Forms are particularly useful if you need to collect input data from users or display data to users. A form can contain miscellaneous controls to facilitate this, such as buttons, check boxes, combo boxes, and so on.
To add a form, right-click inside the Project pane, and then select Add Form from the context menu. To add a control to a form, drag it from the Toolbox available to the right side of Scripting Editor and drop it onto the form.
You can change the position and size of the controls directly on the form, by using the handles that appear when you click any control, for example:
All form controls have properties that you can easily adjust in the Properties pane. To do this, first select the control on the form, and then edit the required properties in the Properties pane.
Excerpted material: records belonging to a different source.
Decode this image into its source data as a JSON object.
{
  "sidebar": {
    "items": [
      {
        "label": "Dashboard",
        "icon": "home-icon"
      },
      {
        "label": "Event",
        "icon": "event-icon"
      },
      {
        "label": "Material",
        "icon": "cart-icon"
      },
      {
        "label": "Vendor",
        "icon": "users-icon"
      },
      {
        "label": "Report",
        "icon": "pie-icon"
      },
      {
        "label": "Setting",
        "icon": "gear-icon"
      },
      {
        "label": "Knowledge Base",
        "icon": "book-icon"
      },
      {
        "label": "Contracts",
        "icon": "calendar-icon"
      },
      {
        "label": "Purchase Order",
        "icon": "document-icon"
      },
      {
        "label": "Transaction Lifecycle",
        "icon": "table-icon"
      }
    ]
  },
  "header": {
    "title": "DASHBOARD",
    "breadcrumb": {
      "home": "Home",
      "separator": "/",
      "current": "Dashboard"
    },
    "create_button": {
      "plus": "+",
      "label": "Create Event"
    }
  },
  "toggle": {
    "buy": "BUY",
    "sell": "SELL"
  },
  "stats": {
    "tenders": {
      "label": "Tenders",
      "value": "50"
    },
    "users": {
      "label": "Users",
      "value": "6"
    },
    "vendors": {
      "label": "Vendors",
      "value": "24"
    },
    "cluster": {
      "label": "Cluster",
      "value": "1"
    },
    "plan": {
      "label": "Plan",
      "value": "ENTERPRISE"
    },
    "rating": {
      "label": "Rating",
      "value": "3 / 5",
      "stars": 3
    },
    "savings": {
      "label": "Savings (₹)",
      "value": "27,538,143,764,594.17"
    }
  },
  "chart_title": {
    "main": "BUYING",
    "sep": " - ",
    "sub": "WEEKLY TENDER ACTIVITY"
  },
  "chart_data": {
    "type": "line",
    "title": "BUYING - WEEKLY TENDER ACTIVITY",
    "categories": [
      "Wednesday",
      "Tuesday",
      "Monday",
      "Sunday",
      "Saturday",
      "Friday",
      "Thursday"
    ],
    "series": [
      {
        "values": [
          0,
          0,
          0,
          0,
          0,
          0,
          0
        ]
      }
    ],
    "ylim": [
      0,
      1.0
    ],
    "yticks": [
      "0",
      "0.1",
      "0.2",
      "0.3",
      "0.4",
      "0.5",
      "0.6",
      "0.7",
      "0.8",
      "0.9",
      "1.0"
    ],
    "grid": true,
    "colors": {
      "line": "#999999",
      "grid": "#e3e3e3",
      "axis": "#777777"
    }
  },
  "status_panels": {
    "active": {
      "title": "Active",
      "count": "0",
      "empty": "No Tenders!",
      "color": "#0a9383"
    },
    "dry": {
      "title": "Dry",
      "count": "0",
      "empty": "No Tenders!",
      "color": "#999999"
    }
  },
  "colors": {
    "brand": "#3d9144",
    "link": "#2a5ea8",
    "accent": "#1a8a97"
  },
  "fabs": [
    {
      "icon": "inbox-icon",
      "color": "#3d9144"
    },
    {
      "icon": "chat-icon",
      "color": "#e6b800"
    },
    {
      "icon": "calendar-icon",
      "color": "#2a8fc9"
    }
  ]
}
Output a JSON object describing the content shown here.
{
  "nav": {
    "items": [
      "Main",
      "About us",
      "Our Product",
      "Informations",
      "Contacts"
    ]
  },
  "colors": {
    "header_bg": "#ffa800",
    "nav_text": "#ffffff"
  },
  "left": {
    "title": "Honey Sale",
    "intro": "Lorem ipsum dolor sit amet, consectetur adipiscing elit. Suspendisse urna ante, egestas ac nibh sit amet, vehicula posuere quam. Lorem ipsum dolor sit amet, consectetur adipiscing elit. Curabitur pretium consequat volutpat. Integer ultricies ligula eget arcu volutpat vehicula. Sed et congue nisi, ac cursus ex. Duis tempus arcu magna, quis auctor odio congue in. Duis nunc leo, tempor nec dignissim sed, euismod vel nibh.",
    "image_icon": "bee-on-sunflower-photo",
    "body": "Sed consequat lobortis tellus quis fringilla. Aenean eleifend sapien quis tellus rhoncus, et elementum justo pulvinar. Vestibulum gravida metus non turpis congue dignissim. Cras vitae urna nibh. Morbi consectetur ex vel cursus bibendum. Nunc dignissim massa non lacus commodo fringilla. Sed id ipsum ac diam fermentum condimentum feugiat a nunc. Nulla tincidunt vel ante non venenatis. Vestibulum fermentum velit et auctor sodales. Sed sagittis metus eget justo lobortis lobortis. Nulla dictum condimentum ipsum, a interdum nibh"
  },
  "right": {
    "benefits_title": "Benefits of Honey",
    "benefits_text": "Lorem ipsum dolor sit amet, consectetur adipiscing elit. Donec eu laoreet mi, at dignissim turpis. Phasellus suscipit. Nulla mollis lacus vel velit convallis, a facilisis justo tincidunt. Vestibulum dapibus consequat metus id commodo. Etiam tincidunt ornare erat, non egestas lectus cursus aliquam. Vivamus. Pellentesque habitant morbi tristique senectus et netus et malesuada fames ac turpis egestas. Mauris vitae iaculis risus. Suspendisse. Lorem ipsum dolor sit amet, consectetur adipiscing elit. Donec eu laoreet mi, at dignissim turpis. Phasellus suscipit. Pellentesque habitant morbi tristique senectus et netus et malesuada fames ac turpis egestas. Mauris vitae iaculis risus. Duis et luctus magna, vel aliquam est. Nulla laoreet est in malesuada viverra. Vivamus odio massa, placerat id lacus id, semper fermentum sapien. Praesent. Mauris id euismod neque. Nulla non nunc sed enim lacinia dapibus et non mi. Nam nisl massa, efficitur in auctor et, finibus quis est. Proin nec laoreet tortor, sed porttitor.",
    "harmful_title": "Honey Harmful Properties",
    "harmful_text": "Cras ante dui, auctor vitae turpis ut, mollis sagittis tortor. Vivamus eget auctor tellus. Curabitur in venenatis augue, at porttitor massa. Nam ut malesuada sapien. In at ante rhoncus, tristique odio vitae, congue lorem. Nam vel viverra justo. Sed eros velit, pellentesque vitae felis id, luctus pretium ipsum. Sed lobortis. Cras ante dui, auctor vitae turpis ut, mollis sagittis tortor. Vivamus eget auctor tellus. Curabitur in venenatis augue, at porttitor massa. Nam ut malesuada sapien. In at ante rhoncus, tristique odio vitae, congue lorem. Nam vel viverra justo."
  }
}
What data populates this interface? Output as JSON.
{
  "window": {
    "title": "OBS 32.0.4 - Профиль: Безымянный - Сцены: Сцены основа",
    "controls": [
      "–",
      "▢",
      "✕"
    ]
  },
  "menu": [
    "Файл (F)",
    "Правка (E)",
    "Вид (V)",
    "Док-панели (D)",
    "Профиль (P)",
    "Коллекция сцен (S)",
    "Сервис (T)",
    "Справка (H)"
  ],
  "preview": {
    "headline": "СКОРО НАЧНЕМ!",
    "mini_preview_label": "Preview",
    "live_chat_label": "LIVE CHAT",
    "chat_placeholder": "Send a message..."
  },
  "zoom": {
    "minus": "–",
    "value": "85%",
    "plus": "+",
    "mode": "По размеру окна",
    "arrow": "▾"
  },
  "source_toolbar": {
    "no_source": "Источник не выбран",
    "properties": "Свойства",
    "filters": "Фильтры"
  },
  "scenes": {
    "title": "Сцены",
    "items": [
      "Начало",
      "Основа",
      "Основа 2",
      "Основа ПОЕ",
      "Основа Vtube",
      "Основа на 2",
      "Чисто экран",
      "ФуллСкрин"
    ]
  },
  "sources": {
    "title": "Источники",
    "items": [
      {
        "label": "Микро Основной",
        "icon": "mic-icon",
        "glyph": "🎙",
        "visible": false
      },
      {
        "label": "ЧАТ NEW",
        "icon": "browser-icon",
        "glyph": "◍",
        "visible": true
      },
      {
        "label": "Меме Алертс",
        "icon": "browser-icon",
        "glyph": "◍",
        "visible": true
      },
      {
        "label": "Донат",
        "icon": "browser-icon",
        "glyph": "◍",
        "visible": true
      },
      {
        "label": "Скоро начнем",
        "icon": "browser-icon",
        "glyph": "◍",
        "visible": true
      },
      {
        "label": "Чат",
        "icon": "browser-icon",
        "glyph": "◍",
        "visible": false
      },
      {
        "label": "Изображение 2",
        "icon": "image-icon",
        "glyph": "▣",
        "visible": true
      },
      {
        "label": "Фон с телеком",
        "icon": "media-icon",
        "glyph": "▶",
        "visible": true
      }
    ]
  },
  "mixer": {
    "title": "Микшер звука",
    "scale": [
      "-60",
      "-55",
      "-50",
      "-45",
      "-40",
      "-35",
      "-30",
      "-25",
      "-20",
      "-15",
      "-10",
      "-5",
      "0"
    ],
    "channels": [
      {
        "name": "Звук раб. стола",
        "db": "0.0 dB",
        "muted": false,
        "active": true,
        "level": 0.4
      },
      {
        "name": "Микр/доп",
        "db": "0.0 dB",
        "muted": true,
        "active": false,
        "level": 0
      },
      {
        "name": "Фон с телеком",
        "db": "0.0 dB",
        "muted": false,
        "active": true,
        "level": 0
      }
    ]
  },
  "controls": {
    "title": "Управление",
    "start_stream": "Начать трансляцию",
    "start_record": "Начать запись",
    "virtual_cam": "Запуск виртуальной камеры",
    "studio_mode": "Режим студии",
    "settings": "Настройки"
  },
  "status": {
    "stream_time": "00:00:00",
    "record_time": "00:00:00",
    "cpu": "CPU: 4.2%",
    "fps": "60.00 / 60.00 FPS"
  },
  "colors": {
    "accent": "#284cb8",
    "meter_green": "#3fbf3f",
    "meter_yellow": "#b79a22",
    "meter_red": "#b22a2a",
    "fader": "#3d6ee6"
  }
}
Each form control also exposes various events to which your scripting project can bind. For example, you might want to invoke some Authentic Desktop COM API method whenever a button is clicked. To create a function that binds to a form event, do the following:
1.In the Properties pane, click Events .
2.In the Action column, double-click the event where you need the method (for example, in the image below, the handled event is "Click").
You can also add handler methods by double-clicking a control on the form. For example, double-clicking a button in the form design generates a handler method for the "Click" event of that button.
Once the body of the handler method is generated, you can type code that handles this event, for example:
//Occurs when the component is clicked.
To display a work-in-progress form detached from the Scripting Editor, right-click the form in the Project window, and select Test Form from the context menu. Note that the Test Form command just displays the form; the form's events (such as button clicks) are still disabled. To have the form react to events, call it from a macro, for example:
// Instantiate and display a form
Accessing form controls
You can access any components on a form from your code by using field access syntax. For example, suppose there is a form designed as follows:
The code below shows how to instantiate the form, access some of its controls using field access syntax, and then display the form:
// Instantiate the form
When you add certain controls such as timers to the form, they are not displayed on the form; instead, they are shown as tray components at the base of the form design, for example:
To access controls from the tray, use the GetTrayComponent method on the form object, and supply the name of the control as argument. In this example, to get a reference to MyTimer and enable it, use the following code:
var objTimer = objForm.GetTrayComponent("MyTimer");
For ActiveX Controls, you can access the underlying COM object via the OCX property:
var ocx = lastform.AxMediaPlayer1.OCX; // get underlying COM object